     model = BertModel.from_pretrained(

This setup ensures that the BERT model uses Scaled Dot Product Attention and operates in half-precision for improved speed during training and inference.

Observation: The RAG system produces the correct code snippet while the simple QA hallucinates and produces incorrect code.

Attempt 2

Prompt: What are the possible options for position_embedding_type for BERT in transformers?

Straightforward QA Response:

The possible options for position_embedding_type for BERT in the Hugging Face Transformers library are:

  1. absolute
  2. relative_key
  3. relative_key_query

These options determine the type of positional embeddings used in the BERT model.

RAG QA Response:

The possible options for position_embedding_type for BERT in transformers are:

  1. “absolute”
  2. “relative_key”
  3. “relative_key_query”

Observation: Both the systems produce the right response as GPT-4o training data might contain this documentation.

Attempt 3

Prompt: How can I perform next sentence prediction using BERT in transformers?

Straightforward QA Response:

To perform next sentence prediction using BERT in the Hugging Face Transformers library, follow these steps:

  1. Install the Transformers library:

     pip install transformers
  2. Load the BERT model and tokenizer:

     from transformers import BertTokenizer, BertForNextSentencePrediction
     import torch
     tokenizer = BertTokenizer.from_pretrained('bert-base-uncased')
     model = BertForNextSentencePrediction.from_pretrained('bert-base-uncased')
  3. Prepare the input sentences:

     sentence_a = "The quick brown fox jumps over the lazy dog."
     sentence_b = "The dog did not seem to mind."
     encoding = tokenizer(sentence_a, sentence_b, return_tensors='pt')
  4. Perform the next sentence prediction:

     outputs = model(**encoding)
     logits = outputs.logits
  5. Interpret the results:

     softmax = torch.nn.Softmax(dim=1)
     probs = softmax(logits)
     is_next_sentence_prob = probs[0][0].item()
     is_not_next_sentence_prob = probs[0][1].item()
     print(f"Is next sentence: {is_next_sentence_prob:.4f}")
     print(f"Is not next sentence: {is_not_next_sentence_prob:.4f}")

This will give you the probabilities of whether sentence_b is the next sentence following sentence_a.

RAG QA Response:

Here is a code example based on the provided context:

from transformers import BertTokenizer, FlaxBertForSequenceClassification

# Load the tokenizer and model
tokenizer = BertTokenizer.from_pretrained("google-bert/bert-base-uncased")
model = FlaxBertForSequenceClassification.from_pretrained("google-bert/bert-base-uncased")

# Define the sentences
prompt = "In Italy, pizza served in formal settings, such as at a restaurant, is presented unsliced."
next_sentence = "The sky is blue due to the shorter wavelength of blue light."
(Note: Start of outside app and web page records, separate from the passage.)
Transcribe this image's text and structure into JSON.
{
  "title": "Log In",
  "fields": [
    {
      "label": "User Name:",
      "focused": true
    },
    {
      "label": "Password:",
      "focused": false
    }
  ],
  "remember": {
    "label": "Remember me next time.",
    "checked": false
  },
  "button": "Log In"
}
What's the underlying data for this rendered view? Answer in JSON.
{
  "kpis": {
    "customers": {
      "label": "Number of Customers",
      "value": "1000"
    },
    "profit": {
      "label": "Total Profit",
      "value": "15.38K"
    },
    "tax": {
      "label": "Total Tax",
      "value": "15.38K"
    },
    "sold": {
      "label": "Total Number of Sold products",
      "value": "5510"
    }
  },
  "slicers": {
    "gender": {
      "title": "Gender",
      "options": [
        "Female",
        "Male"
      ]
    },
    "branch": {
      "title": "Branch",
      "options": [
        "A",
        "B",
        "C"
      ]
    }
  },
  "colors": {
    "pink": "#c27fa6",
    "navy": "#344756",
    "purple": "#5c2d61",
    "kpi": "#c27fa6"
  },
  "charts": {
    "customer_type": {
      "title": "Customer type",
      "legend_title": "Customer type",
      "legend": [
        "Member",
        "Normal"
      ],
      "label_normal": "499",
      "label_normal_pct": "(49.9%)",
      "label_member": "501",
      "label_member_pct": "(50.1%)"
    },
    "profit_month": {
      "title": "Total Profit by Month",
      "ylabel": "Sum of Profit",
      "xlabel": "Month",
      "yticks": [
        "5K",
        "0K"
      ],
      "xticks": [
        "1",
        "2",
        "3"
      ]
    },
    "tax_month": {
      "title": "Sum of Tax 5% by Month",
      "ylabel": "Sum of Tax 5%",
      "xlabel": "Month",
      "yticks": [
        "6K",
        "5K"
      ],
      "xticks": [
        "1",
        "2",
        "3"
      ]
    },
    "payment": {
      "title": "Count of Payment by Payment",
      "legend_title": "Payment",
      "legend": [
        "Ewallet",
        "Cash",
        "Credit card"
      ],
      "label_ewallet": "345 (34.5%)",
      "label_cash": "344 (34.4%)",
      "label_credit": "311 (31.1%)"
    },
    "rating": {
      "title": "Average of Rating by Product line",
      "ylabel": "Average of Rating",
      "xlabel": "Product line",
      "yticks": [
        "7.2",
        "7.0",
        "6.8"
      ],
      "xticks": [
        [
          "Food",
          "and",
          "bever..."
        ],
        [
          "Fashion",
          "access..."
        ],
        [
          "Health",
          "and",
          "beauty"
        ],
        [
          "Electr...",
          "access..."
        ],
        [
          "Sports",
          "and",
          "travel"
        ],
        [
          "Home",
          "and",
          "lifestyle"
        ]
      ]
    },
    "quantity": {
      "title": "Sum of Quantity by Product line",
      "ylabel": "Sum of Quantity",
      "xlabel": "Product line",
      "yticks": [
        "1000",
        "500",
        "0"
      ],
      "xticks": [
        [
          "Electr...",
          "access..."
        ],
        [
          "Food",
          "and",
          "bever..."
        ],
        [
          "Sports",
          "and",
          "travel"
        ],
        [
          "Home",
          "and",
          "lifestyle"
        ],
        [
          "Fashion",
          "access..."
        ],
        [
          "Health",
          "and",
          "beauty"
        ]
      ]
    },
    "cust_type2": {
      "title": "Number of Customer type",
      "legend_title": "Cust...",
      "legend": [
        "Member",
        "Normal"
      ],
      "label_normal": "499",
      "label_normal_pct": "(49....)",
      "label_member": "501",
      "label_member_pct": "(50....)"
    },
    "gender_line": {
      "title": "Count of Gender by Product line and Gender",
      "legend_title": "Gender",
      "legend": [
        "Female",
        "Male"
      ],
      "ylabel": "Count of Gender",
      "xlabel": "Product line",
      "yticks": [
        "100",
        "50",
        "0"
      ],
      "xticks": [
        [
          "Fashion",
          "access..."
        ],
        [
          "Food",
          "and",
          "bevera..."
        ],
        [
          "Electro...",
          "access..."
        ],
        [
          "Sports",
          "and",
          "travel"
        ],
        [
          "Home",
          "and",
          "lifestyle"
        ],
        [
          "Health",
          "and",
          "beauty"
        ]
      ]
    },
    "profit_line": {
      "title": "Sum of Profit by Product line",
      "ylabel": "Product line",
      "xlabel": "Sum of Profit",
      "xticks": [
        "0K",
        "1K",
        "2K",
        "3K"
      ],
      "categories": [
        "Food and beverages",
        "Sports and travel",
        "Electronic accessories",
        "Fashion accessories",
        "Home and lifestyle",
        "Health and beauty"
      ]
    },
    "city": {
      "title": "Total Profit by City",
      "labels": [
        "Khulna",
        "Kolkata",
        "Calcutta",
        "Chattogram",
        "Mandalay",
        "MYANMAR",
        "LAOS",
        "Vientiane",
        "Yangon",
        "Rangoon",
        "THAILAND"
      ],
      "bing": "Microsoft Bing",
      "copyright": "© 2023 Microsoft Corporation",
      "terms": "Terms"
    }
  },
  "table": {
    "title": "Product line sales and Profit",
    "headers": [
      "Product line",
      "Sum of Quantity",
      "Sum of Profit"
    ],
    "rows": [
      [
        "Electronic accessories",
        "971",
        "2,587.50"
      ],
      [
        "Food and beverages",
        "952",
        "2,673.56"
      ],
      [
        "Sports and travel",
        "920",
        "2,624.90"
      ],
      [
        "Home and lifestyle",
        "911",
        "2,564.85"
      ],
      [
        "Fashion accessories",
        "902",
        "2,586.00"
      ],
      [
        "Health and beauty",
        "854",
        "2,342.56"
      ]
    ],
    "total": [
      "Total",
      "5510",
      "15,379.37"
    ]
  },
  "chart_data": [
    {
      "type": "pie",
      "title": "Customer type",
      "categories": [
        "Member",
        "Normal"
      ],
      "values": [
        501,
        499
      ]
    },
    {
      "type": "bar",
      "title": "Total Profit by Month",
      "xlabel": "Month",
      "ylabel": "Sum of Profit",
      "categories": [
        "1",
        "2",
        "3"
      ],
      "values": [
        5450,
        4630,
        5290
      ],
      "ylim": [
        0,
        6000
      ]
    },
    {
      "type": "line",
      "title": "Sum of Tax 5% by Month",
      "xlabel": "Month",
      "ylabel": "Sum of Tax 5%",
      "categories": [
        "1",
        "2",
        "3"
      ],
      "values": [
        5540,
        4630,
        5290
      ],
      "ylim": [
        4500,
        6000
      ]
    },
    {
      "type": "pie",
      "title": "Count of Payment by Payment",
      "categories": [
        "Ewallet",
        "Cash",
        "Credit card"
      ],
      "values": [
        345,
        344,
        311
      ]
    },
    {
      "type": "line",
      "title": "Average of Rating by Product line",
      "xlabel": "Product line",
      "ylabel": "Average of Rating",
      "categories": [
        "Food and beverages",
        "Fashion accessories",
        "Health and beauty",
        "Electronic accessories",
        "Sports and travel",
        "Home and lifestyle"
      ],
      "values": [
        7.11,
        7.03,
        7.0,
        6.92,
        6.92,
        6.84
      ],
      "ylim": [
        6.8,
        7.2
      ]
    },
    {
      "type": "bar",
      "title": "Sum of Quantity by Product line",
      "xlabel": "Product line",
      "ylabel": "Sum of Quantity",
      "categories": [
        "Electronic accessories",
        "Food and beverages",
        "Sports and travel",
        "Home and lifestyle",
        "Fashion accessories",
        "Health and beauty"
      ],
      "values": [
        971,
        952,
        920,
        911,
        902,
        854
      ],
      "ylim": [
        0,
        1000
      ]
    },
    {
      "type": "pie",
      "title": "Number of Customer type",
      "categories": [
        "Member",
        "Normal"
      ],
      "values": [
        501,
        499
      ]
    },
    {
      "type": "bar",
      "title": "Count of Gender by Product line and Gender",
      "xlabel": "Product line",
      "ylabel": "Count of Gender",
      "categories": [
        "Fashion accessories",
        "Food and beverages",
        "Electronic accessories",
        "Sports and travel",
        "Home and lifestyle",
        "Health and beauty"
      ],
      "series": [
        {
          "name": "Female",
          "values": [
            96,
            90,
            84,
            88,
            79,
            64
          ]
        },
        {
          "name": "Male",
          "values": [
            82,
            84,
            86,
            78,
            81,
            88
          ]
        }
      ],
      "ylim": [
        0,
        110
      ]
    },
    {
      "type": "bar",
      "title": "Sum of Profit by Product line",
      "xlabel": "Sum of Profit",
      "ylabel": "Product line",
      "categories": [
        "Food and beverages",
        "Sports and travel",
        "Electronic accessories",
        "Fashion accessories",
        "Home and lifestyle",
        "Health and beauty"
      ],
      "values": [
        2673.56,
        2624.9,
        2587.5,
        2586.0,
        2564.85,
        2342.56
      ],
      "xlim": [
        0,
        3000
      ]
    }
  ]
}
# Tokenize and encode the sentences
encoding = tokenizer(prompt, next_sentence, return_tensors="jax")

# Perform the prediction
outputs = model(**encoding)
logits = outputs.logits

# Interpret the logits
if logits[0, 0] < logits[0, 1]:
    print("The next sentence is random.")
    print("The next sentence is consecutive.")

In this example:

  • The BertTokenizer and FlaxBertForSequenceClassification are used to load the tokenizer and model.
  • The prompt and next_sentence are tokenized and encoded together.
  • The encoded inputs are passed to the model to get the logits.
  • The logits are compared to determine if the sentences are consecutive or not.

Make sure to adjust the return_tensors parameter based on the framework you are using ("jax" for JAX/Flax, "pt" for PyTorch).

Observation: The simple QA system gives the correct response but the RAG QA system fails to do so. This is because the system gets the wrong context texts.


Combining Retrieval-Augmented Generation (RAG) with Large Language Models (LLMs) can significantly enhance your data retrieval and processing capabilities. However, to get the best performance, we need to carefully choose the chunk size, retrieval methods, and value of K for retrieval. Following the step-by-step guide you can start building your own RAG applications. Happy coding!